I was also working with clients, and managing to keep up with The News. Last week, while trying to solve some communications problems specific to clients in leadership roles, I looked to Adam Bryant's Corner Office interviews in the New York Times. If you're not familiar with this column, look it up. Bryant shares insights from a variety of savvy leaders in business and management. One column in particular jumped out at me, Penny Pritzker's interview, titled "On Hearing the Whole Story." It dealt with the power, and importance, of listening. Pritzker, a highly successful business leader in the real estate, hospitality, and financial services industries, is currently serving as Secretary of Commerce. She answered Bryant's question about improving her leadership over the years this way:
"Probably the biggest mistakes I’ve made were when I wasn’t listening carefully enough. Sometimes you need help with that. I have often said to my closest advisers that your job isn’t just to tell me what you think, but you also have to get in my face and make sure I heard you. It’s hard to deliver bad news, and part of leadership is giving people permission to give you bad news, and making sure you really hear it."
The thing that struck me was how much humility is packed in that statement. And the acknowledgement that true leadership means a willingness to deal with uncertain, or even negative, feedback. A reminder that when you are a leader it is not about you, but about the shared goal of the stakeholders in your venture. If your staff or team is reluctant to give you bad news, then how can you really find our what is going on? Their job in not to please you, but to give you the information you need.

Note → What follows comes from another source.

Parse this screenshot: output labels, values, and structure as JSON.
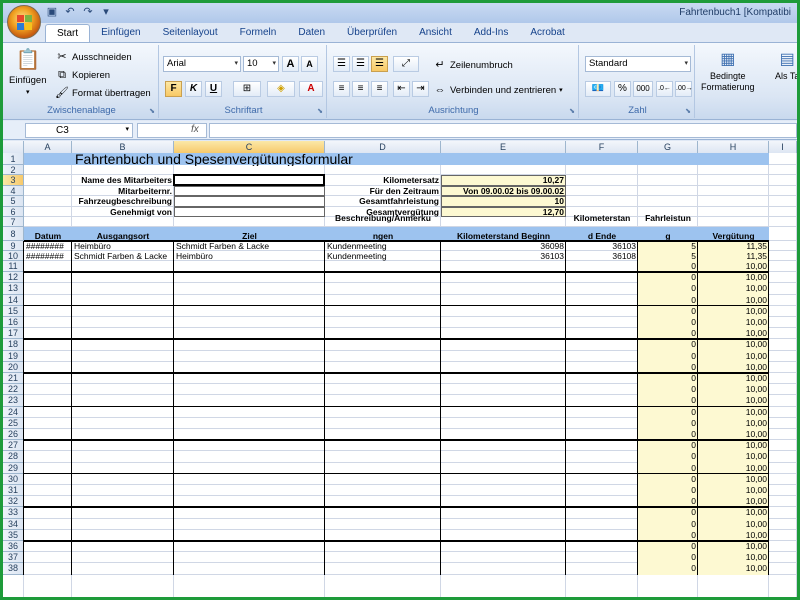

As Shanti Atkins, President and CSO of Navex Global, said in Bryant's January 2nd column: "Even now I like to have people around me who will disagree with me and who will tell me when they think I’m wrong or something is a terrible idea. If I get the feeling I have people around me who are managing up, I get very nervous. I just instantly start wondering, 'What’s actually happening and why can’t you give me more of a balanced picture?' ”
We all need to be ready to really hear what employees, co-workers, even family members, have to say--especially when it is something we may not want to hear! Let's resolve to be better--and more open--listeners this year. Mindfully practicing our listening skills will improve every facet of our lives, not just the bottom line.